- _WHAT TO PRODUCE_: The entries follow. Please return all of them exactly.

- _TASK INPUTS_:

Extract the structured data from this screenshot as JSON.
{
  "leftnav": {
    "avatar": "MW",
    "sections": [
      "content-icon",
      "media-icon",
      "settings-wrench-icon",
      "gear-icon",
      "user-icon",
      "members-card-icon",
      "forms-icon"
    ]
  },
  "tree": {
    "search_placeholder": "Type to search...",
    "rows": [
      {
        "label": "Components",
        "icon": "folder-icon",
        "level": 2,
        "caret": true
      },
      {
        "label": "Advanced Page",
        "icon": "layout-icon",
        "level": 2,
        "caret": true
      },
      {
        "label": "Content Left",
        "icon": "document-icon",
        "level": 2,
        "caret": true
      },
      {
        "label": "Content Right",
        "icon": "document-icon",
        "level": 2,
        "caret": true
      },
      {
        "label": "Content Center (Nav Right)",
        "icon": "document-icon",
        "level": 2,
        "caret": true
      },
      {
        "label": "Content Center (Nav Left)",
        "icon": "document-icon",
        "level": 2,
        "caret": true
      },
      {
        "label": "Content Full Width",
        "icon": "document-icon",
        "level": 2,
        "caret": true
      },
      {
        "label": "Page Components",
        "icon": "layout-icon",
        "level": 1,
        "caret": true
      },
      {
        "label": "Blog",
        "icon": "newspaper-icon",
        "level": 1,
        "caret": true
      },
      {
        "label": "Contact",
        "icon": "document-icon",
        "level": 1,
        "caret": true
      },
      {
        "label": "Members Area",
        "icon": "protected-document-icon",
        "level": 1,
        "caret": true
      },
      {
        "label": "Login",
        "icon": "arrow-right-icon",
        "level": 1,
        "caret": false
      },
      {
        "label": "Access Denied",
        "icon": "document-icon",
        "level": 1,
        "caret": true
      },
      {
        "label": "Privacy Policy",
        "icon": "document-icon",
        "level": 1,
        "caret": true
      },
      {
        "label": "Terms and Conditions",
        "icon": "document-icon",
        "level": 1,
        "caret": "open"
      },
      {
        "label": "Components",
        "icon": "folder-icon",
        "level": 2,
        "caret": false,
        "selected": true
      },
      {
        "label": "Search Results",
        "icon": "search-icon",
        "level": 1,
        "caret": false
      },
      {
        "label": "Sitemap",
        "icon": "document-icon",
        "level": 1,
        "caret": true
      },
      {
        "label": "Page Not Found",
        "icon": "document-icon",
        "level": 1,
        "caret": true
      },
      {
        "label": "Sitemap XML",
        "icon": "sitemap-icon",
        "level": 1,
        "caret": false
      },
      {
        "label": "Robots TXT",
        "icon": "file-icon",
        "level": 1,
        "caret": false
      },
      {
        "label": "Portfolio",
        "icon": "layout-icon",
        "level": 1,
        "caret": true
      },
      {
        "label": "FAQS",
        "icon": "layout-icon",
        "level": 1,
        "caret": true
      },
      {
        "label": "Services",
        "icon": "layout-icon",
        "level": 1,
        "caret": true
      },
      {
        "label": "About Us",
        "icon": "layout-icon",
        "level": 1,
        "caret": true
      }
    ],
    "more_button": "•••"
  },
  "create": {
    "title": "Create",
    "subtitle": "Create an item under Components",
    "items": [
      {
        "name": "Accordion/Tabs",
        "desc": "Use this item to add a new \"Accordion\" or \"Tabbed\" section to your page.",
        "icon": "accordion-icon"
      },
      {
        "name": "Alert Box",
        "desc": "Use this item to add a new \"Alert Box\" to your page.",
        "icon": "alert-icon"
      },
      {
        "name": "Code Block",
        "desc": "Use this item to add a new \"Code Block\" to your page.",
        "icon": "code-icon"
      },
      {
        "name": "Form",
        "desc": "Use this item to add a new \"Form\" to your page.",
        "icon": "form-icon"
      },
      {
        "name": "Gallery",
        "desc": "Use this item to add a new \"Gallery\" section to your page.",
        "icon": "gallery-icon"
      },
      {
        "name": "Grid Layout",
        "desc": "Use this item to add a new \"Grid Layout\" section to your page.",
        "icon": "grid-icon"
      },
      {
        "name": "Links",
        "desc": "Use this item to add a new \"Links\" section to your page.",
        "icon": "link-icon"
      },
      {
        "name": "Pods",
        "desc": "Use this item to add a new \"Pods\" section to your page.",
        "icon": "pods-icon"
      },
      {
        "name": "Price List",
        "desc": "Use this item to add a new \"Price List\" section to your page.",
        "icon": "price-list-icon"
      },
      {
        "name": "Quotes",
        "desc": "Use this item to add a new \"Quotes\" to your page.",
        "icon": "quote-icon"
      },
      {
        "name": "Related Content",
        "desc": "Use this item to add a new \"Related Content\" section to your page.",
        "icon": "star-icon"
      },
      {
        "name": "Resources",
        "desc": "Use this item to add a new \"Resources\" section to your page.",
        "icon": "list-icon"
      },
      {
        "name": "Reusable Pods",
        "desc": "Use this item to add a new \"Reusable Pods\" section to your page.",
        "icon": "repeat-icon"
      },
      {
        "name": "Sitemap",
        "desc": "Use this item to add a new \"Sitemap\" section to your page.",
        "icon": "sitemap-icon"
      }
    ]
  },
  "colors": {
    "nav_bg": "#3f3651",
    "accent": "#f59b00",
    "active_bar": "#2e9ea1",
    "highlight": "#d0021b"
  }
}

- _RESPONSE AREA_:
Extract the structured data from this screenshot as JSON.
{
  "leftnav": {
    "avatar": "MW",
    "sections": [
      "content-icon",
      "media-icon",
      "settings-wrench-icon",
      "gear-icon",
      "user-icon",
      "members-card-icon",
      "forms-icon"
    ]
  },
  "tree": {
    "search_placeholder": "Type to search...",
    "rows": [
      {
        "label": "Components",
        "icon": "folder-icon",
        "level": 2,
        "caret": true
      },
      {
        "label": "Advanced Page",
        "icon": "layout-icon",
        "level": 2,
        "caret": true
      },
      {
        "label": "Content Left",
        "icon": "document-icon",
        "level": 2,
        "caret": true
      },
      {
        "label": "Content Right",
        "icon": "document-icon",
        "level": 2,
        "caret": true
      },
      {
        "label": "Content Center (Nav Right)",
        "icon": "document-icon",
        "level": 2,
        "caret": true
      },
      {
        "label": "Content Center (Nav Left)",
        "icon": "document-icon",
        "level": 2,
        "caret": true
      },
      {
        "label": "Content Full Width",
        "icon": "document-icon",
        "level": 2,
        "caret": true
      },
      {
        "label": "Page Components",
        "icon": "layout-icon",
        "level": 1,
        "caret": true
      },
      {
        "label": "Blog",
        "icon": "newspaper-icon",
        "level": 1,
        "caret": true
      },
      {
        "label": "Contact",
        "icon": "document-icon",
        "level": 1,
        "caret": true
      },
      {
        "label": "Members Area",
        "icon": "protected-document-icon",
        "level": 1,
        "caret": true
      },
      {
        "label": "Login",
        "icon": "arrow-right-icon",
        "level": 1,
        "caret": false
      },
      {
        "label": "Access Denied",
        "icon": "document-icon",
        "level": 1,
        "caret": true
      },
      {
        "label": "Privacy Policy",
        "icon": "document-icon",
        "level": 1,
        "caret": true
      },
      {
        "label": "Terms and Conditions",
        "icon": "document-icon",
        "level": 1,
        "caret": "open"
      },
      {
        "label": "Components",
        "icon": "folder-icon",
        "level": 2,
        "caret": false,
        "selected": true
      },
      {
        "label": "Search Results",
        "icon": "search-icon",
        "level": 1,
        "caret": false
      },
      {
        "label": "Sitemap",
        "icon": "document-icon",
        "level": 1,
        "caret": true
      },
      {
        "label": "Page Not Found",
        "icon": "document-icon",
        "level": 1,
        "caret": true
      },
      {
        "label": "Sitemap XML",
        "icon": "sitemap-icon",
        "level": 1,
        "caret": false
      },
      {
        "label": "Robots TXT",
        "icon": "file-icon",
        "level": 1,
        "caret": false
      },
      {
        "label": "Portfolio",
        "icon": "layout-icon",
        "level": 1,
        "caret": true
      },
      {
        "label": "FAQS",
        "icon": "layout-icon",
        "level": 1,
        "caret": true
      },
      {
        "label": "Services",
        "icon": "layout-icon",
        "level": 1,
        "caret": true
      },
      {
        "label": "About Us",
        "icon": "layout-icon",
        "level": 1,
        "caret": true
      }
    ],
    "more_button": "•••"
  },
  "create": {
    "title": "Create",
    "subtitle": "Create an item under Components",
    "items": [
      {
        "name": "Accordion/Tabs",
        "desc": "Use this item to add a new \"Accordion\" or \"Tabbed\" section to your page.",
        "icon": "accordion-icon"
      },
      {
        "name": "Alert Box",
        "desc": "Use this item to add a new \"Alert Box\" to your page.",
        "icon": "alert-icon"
      },
      {
        "name": "Code Block",
        "desc": "Use this item to add a new \"Code Block\" to your page.",
        "icon": "code-icon"
      },
      {
        "name": "Form",
        "desc": "Use this item to add a new \"Form\" to your page.",
        "icon": "form-icon"
      },
      {
        "name": "Gallery",
        "desc": "Use this item to add a new \"Gallery\" section to your page.",
        "icon": "gallery-icon"
      },
      {
        "name": "Grid Layout",
        "desc": "Use this item to add a new \"Grid Layout\" section to your page.",
        "icon": "grid-icon"
      },
      {
        "name": "Links",
        "desc": "Use this item to add a new \"Links\" section to your page.",
        "icon": "link-icon"
      },
      {
        "name": "Pods",
        "desc": "Use this item to add a new \"Pods\" section to your page.",
        "icon": "pods-icon"
      },
      {
        "name": "Price List",
        "desc": "Use this item to add a new \"Price List\" section to your page.",
        "icon": "price-list-icon"
      },
      {
        "name": "Quotes",
        "desc": "Use this item to add a new \"Quotes\" to your page.",
        "icon": "quote-icon"
      },
      {
        "name": "Related Content",
        "desc": "Use this item to add a new \"Related Content\" section to your page.",
        "icon": "star-icon"
      },
      {
        "name": "Resources",
        "desc": "Use this item to add a new \"Resources\" section to your page.",
        "icon": "list-icon"
      },
      {
        "name": "Reusable Pods",
        "desc": "Use this item to add a new \"Reusable Pods\" section to your page.",
        "icon": "repeat-icon"
      },
      {
        "name": "Sitemap",
        "desc": "Use this item to add a new \"Sitemap\" section to your page.",
        "icon": "sitemap-icon"
      }
    ]
  },
  "colors": {
    "nav_bg": "#3f3651",
    "accent": "#f59b00",
    "active_bar": "#2e9ea1",
    "highlight": "#d0021b"
  }
}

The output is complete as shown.